And they have mastered the art of patience: they’re not as prone to rude interruptions, in part because they’ve been instructed in how to delay gratification. For example, Druckerman told me, when she bakes a cake in the morning with her children — a 5-year-old girl and 3-year-old twin boys — they follow French custom and refrain from tasting it until about 4:30 in the afternoon, the designated goûter, or snacktime. (This particular observation, in my opinion, is not so meritorious. As someone who regularly bakes with my kids, I can say that much of the fun derives from that first shared bite. Why postpone the culinary pleasure?)
Perhaps I’m just not a big fan of these types of parenting books. To me, they smack of absolutes — do this and don’t do that — and exaggerated comparisons: French babies sleep, but American babies don’t; French children play nicely at playgrounds, while American children dissolve into teary messes. I don’t buy it. Every group has its outliers, and children are no exception. Telling someone how to parent is like telling someone how to dress — everyone has their own individual style, and who’s to say that skinny jeans are better than bellbottoms?
Toward the end of our lunch, even Druckerman acknowledged that it’s shaky to proclaim one way of parenting better than another. Her book’s subtitle is “One American Mother Discovers the Wisdom of French Parenting.” Yet Druckerman notes that her book “is full of these ambivalences” about struggling to muddle through and to make sense of the way different cultures raise their kids. She says she discovered that how children behave — just like beauty — may be in the eye of the beholder. “At the end of the book,” says Druckerman, “I write that I think my kids are horribly behaved in France and very well-behaved in America.”
Below is a portion of our conversation:
Healthland: What inspired your book?
Druckerman: I was on vacation and noticed that my daughter was the only child in the restaurant being generally unpleasant. She was picking up salt shakers and eating for five minutes, then insisting on getting up from her high chair. I realized that French families had a very different experience. Their children were eating all kinds of food and enjoying themselves. I started to think maybe there was something to learn here.

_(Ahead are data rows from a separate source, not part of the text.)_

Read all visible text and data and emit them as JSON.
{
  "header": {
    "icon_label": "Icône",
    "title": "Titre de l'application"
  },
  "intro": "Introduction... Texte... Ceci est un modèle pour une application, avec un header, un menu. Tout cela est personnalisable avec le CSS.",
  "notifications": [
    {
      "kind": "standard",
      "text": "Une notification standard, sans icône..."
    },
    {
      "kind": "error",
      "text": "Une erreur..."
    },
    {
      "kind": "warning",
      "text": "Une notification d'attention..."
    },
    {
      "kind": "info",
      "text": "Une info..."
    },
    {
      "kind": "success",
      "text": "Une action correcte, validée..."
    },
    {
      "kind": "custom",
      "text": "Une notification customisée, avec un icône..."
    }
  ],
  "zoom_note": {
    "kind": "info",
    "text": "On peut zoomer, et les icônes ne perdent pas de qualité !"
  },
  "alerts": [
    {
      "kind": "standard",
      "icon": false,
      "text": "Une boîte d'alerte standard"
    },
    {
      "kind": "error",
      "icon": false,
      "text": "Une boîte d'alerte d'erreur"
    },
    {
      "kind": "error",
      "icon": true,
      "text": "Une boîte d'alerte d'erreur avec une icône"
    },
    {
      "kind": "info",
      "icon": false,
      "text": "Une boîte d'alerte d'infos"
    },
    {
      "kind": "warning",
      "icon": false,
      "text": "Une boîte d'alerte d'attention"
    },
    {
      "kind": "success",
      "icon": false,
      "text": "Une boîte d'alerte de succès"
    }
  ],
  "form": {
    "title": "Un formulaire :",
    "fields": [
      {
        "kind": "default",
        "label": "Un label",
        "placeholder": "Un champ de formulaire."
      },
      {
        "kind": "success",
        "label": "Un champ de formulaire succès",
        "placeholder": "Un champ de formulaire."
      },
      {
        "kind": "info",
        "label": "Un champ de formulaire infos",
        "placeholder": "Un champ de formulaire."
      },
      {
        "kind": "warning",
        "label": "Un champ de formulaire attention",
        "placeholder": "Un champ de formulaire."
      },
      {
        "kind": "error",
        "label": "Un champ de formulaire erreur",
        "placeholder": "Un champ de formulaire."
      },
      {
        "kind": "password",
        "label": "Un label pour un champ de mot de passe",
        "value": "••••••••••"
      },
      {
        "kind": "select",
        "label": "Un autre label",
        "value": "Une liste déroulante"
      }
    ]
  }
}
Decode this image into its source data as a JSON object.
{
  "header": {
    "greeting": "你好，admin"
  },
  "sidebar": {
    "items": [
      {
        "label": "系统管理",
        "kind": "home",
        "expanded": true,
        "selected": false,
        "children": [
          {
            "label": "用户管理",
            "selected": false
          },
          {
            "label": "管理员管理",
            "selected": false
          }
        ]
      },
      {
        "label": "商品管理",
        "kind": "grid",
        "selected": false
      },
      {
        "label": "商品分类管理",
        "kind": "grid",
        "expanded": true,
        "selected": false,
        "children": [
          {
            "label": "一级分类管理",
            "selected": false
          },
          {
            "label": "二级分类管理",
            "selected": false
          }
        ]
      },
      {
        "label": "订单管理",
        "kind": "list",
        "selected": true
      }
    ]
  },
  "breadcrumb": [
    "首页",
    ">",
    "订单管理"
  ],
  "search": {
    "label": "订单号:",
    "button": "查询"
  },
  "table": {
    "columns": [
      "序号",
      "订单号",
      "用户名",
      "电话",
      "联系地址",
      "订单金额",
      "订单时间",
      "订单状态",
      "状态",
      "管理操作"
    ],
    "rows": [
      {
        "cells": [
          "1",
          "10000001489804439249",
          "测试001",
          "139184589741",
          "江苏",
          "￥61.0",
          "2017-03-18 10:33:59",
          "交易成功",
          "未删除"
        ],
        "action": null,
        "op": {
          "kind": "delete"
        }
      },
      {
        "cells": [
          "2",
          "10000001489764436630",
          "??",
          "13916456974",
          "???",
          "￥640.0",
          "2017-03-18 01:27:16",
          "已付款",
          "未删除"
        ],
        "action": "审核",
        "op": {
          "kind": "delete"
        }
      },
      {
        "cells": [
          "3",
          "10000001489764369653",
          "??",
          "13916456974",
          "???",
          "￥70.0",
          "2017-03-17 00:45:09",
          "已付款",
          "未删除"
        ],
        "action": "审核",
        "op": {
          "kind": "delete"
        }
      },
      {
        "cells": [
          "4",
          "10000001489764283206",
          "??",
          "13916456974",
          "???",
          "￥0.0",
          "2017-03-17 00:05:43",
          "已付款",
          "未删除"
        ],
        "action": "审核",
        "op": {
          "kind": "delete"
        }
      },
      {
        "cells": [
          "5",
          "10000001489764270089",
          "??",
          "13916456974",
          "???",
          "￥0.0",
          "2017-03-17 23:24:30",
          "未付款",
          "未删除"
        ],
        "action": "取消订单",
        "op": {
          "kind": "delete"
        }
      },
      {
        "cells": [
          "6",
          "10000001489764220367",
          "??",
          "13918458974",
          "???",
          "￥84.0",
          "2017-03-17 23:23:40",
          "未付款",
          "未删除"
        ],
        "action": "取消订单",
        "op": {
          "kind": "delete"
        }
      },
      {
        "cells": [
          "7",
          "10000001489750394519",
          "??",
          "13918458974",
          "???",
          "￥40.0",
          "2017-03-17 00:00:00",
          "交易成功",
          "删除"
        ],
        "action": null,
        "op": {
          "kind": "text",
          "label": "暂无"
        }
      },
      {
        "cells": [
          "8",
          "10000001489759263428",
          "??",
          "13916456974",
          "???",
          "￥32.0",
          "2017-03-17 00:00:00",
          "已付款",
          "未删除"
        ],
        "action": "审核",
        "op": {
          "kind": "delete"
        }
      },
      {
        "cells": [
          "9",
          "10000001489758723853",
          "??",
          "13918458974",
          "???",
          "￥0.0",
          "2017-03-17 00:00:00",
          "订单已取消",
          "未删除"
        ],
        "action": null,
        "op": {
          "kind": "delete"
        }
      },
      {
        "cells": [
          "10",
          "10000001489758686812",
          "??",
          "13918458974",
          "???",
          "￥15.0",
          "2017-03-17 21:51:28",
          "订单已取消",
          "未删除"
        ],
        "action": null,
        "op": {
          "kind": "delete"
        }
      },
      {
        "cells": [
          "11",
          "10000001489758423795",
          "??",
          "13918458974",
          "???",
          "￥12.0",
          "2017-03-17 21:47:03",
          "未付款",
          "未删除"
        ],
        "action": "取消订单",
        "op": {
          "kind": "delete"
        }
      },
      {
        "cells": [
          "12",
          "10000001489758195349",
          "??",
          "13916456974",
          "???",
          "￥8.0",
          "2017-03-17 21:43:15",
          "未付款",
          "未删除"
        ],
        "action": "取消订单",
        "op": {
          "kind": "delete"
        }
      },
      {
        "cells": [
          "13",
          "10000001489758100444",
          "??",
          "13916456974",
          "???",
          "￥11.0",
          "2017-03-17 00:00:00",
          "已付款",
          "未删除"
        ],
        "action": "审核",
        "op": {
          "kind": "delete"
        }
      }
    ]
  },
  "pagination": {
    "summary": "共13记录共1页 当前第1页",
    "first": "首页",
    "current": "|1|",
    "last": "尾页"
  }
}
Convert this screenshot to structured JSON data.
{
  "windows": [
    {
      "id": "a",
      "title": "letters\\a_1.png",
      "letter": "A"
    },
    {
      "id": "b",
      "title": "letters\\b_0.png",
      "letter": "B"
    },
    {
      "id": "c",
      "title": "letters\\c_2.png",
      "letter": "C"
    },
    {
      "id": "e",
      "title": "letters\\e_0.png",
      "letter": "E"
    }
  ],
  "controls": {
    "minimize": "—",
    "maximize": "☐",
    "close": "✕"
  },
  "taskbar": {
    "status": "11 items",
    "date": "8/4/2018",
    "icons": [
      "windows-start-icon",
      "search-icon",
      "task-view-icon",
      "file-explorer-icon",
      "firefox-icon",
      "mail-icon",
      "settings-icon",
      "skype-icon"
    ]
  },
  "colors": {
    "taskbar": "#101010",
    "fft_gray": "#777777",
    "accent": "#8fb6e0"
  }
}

What strikes me about the French way is not that they have mind-blowing new solutions but that they focus in on one technique that really works. Sleep is one and waiting is another. French babies sleep through the night at about 10 weeks, but all of the parents said they didn’t let their babies cry it out. They start with the belief that even a tiny baby is a rational person who can learn things, and one thing they can learn is how to sleep through the night. It’s a skill parents teach their kids. They do what I call “the pause:” when babies cry at night they don’t immediately rush in and pick them up. They want to see if the baby can connect his two-hour sleep cycles. Or maybe the baby is just a very noisy sleeper. French parents think it’s much better for the whole family, for the baby and for the parents, if the baby sleeps through the night early on.
French parents think they have to teach their kids to delay gratification. French kids don’t snack. One effect of not eating between meals is that when it’s mealtime, they’re actually hungry.
And French mothers more than American mothers prioritize teaching their children how to play by themselves. They think it’s an important life skill to not need to be constantly stimulated. When a friend who is an American mother comes over we never seem to finish a conversation because the kids keep coming over. When a French mom comes over, they take it for granted that we will get to have a conversation and finish our cups of coffee and won’t have to constantly referee.
Do their kids just not bicker?
What other differences did you notice between French and American parents?
There’s a lot more trust in France. In America there are so many competing parenting styles and it can be hard to leave your kids in someone else’s care because of the way someone has chosen to feed their kids or take care of their kids. Parents in America tend to be vigilant about their child’s safety. Their fear of crime is out of proportion to the actual probability of something happening. French parents are less panicked about kids’ safety.
Are there aspects of French parenting you did not like?
Some parents are too strict. They don’t listen to their kids and they are too authoritarian. I find I’m more affectionate with my kids than French parents are. I think they are more hands off. They don’t feel they have to constantly interact with their kids.
They can also take underpraising too far. The French think self-esteem comes from accomplishment, not praise. In school, you’re more likely to get negative feedback or no feedback. The only thing my daughter’s preschool teacher said about her the whole year was that she was calm. I wanted a little more feedback.
Have you been successful at transforming your kids into patient, waiting little beings?
No, not at all. We’ve done really well on food. We do this thing where we don’t snack except at goûter. And we serve the veggie dish first when the kids are hungriest and then move on. … Getting them to wait is a work in progress. What I am doing now is part of a long process of civilizing my kids.